PETTUS, SAMUEL OVERTON
PETTUS, SAMUEL OVERTON (?–1836). Samuel Overton Pettus, victim in the Goliad Massacre, was born in Virginia and volunteered for service in the Texas Revolution by enlisting as a private in the First Company of the New Orleans Greys on October 22, 1835. His commander was Capt. Thomas Breece. He was elected first lieutenant on January 1, 1836. After James Walker Fannin, Jr., reorganized the unit into the San Antonio Greys at Goliad in mid-February 1836, Pettus became captain. He was wounded in the battle of Coleto, was left on the field for days like most of the Texan casualties after Fannin's surrender, and was among the last brought into Goliad by the Mexicans on the night of March 22. He was murdered with the rest of Fannin's command in the Goliad Massacre on March 27, 1836. His heirs received a total of 3,840 acres of Texas land by 1846 for his service and sacrifice.
Harbert Davenport, "Men of Goliad," Southwestern Historical Quarterly 43 (July 1939). Hobart Huson, Refugio: A Comprehensive History of Refugio County from Aboriginal Times to 1953 (2 vols., Woodsboro, Texas: Rooke Foundation, 1953, 1955).

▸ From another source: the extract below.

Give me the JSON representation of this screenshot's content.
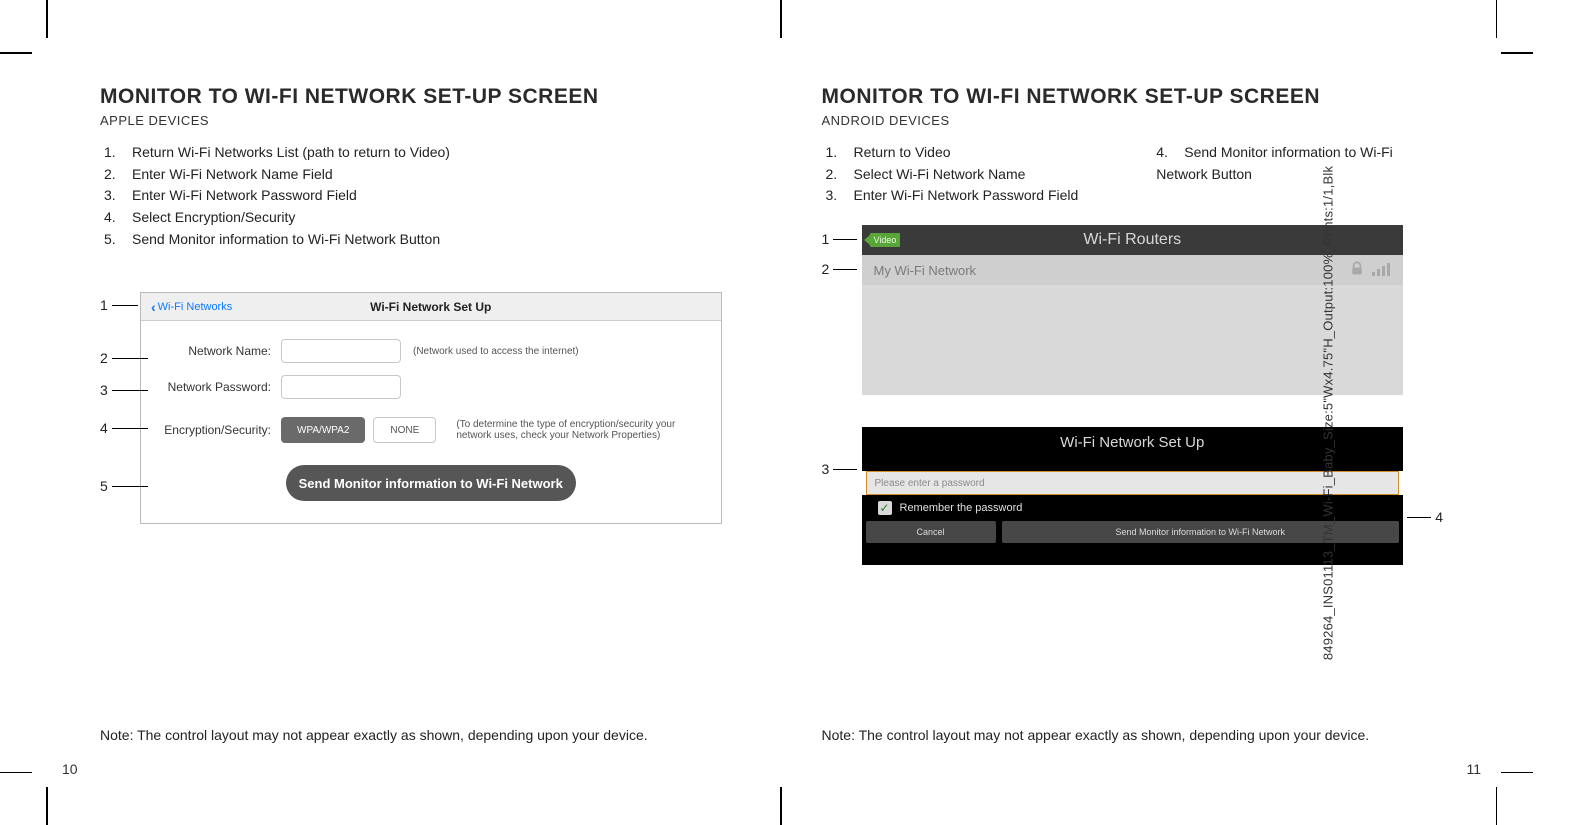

The following, adapted from the Chicago Manual of Style, 15th edition, is the preferred citation for this article.Craig H. Roell, "PETTUS, SAMUEL OVERTON," Handbook of Texas Online (http://www.tshaonline.org/handbook/online/articles/fpe51), accessed June 19, 2013. Published by the Texas State Historical Association.